Work in Fedora 21 Timeframe

  • Proposal owners:
    • Discussing changes in Python packaging guidelines with Fedora community and FPC
    • Helping upstreams with porting to Python 3
    • Introducing python3- packages where appropriate, testing packages that only build with Python once (e.g. gdb, Rhythmbox)
  • Other developers:
    • Hopefully the same as proposal owners.
  • Release engineering:
    • Nothing in F21 timeframe
  • Policies and guidelines:
    • As mentioned above, this will require a discussion with community and FPC and preparation of changes to Python packaging guidelines. The changes related to the actual switch should however be merged in F22 timeframe and only if the switch is successful.

Work in Fedora 22 Timeframe

  • Proposal owners:
    • Continue the work from F21 timeframe
    • Request Koji side tag and encourage packagers to rebuilt their packages with Python 3 there
    • If the switch to Python 3 is achieved in the side tag:
      • Modify comps accordingly
      • Apply the changes to Python packaging guidelines
      • Ask relengs to merge the side tag into F22
    • Else:
      • Postpone the Change for another release
      • Do not merge side tag into F22
      • Do not apply changes to Python packaging guidelines
  • Other developers:
    • Introduce python3- subpackages where appropriate, build against Python 3 in the side tag where appropriate
  • Release engineering:
    • Create the Koji side tag
    • Merge the side tag back in F22 if the switch is achieved
  • Policies and guidelines:
    • Apply the changes to Python guidelines if the switch is achieved

Upgrade/compatibility impact

The Python 2 stack will stay in Fedora, it will just not be the default one. Depending on the modifications done to Python packaging guidelines, this probably means that Python 2 packages will stay the way they are and default tools will drag in python3- dependencies. Upstream recommends that /usr/bin/python point to Python 2 runtime for the time being, so if we go with that, there shouldn't be any serious compatibility impact:

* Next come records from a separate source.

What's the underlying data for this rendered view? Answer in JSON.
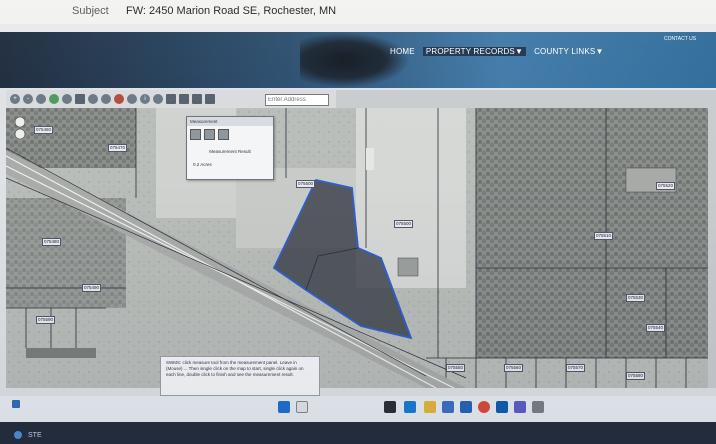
{
  "email": {
    "subject_label": "Subject",
    "subject_value": "FW: 2450 Marion Road SE, Rochester, MN"
  },
  "site": {
    "nav": [
      "HOME",
      "PROPERTY RECORDS▼",
      "COUNTY LINKS▼"
    ],
    "contact": "CONTACT US"
  },
  "map": {
    "address_placeholder": "Enter Address",
    "parcel_labels": [
      "075460",
      "075470",
      "075480",
      "075490",
      "075500",
      "075500",
      "075510",
      "075520",
      "075530",
      "075540",
      "075550",
      "075560",
      "075570",
      "075580",
      "075590"
    ],
    "highlight_color": "#3c4048",
    "outline_color": "#2f5fd0"
  },
  "measure": {
    "title": "Measurement",
    "result_label": "Measurement Result",
    "result_value": "0.2 Acres"
  },
  "help": {
    "text": "SWMS: click measure tool from the measurement panel. Leave in (Mouse) ... Then single click on the map to start, single click again on each line, double click to finish and see the measurement result."
  },
  "taskbar": {
    "apps": [
      "start-icon",
      "search-icon",
      "task-view-icon",
      "browser-icon",
      "file-explorer-icon",
      "store-icon",
      "mail-icon",
      "chrome-icon",
      "outlook-icon",
      "teams-icon",
      "settings-icon"
    ]
  },
  "bezel": {
    "text": "STE"
  }
}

  • Users will still be able to install Python 2 packages
  • Both Python 2 and 3 stacks will still live in parallel

Libraries that are built with Python only once (like gdb) may force users to rewrite their custom scripts and plugins (see e.g. https://bugzilla.redhat.com/show_bug.cgi?id=1014549#c3).

How To Test

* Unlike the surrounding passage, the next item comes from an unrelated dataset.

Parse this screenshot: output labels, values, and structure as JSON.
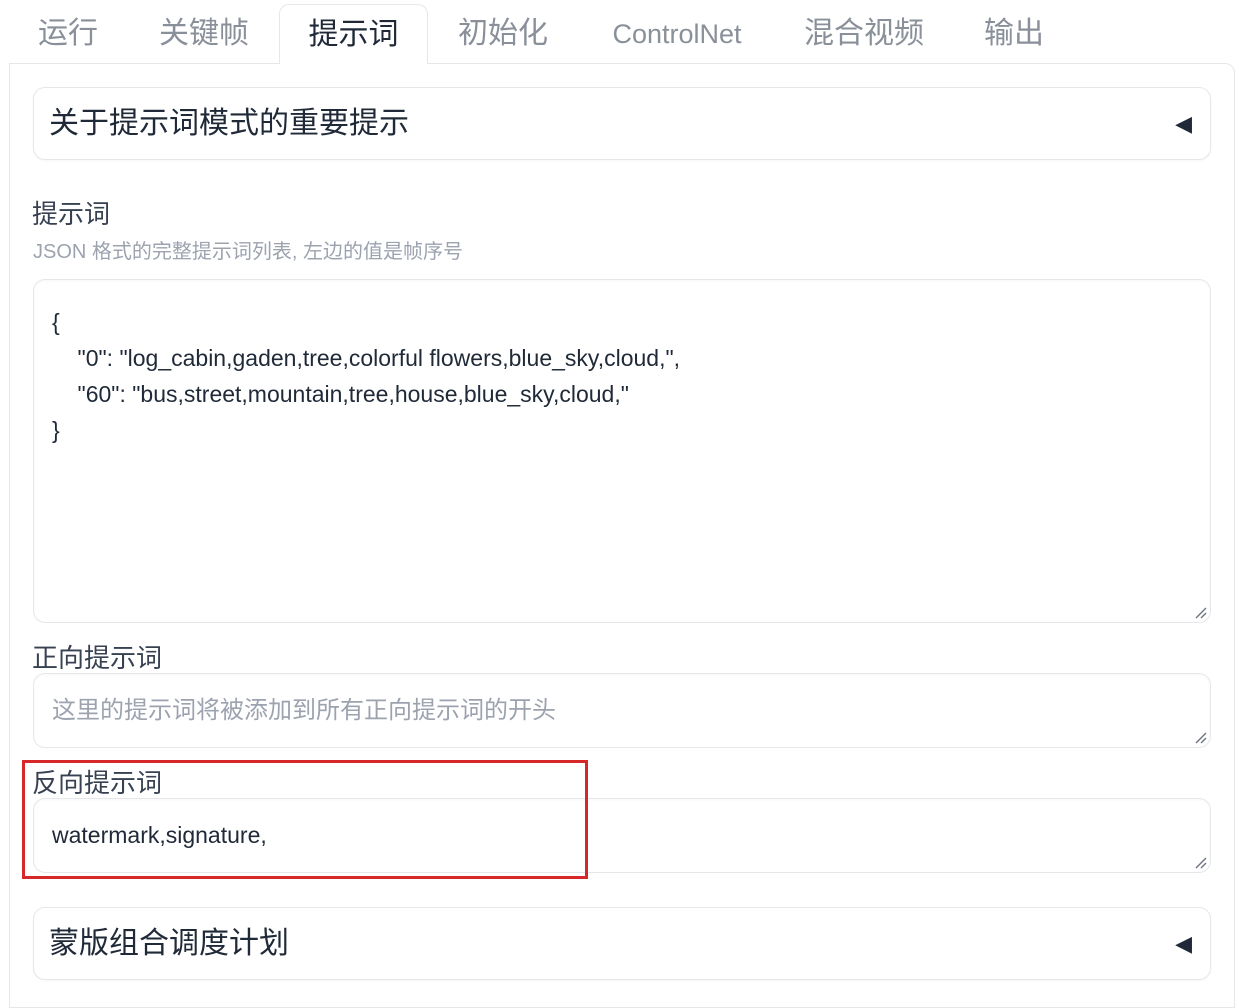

  • No special hardware is needed.
  • Using mock for testing is strongly recommended. During rebuilding in the Koji side tag, things may get unstable and you'd be risking breaking your system.
  • Install the packages built against Python 3 from the Koji side tag and test if they still work as expected.
  • When the switch is prepared in the side tag, just try installing the packages from there and removing Python 2 from your system. Again, look for any problems that may be related to the switch.

User Experience

Users shouldn't notice any changes, except that packages in minimal buildroot and on LiveCD will be python3-, not python-. Anaconda deps will be python3- as well. /usr/bin/python will still point to Python 2 and depending on result of discussions with FPC, "yum install python-foo" will still install Python 2 version of the package.

Dependencies

See https://fedoraproject.org/wiki/User:Churchyard/python3 (our tracking page with notes) or https://bugzilla.redhat.com/show_bug.cgi?id=1014209 (tracking bug).

Contingency Plan

  • Contingency mechanism: Don't merge the koji side tag into F22, postpone the feature to F23, keep the side tag with all the work that has been done.
  • Contingency deadline: Software string freeze
  • Blocks release? No

Documentation

http://docs.python.org/dev/howto/pyporting.html

http://docs.python.org/3/howto/cporting.html

https://wiki.gnome.org/PyGObject/IntrospectionPorting

Release Notes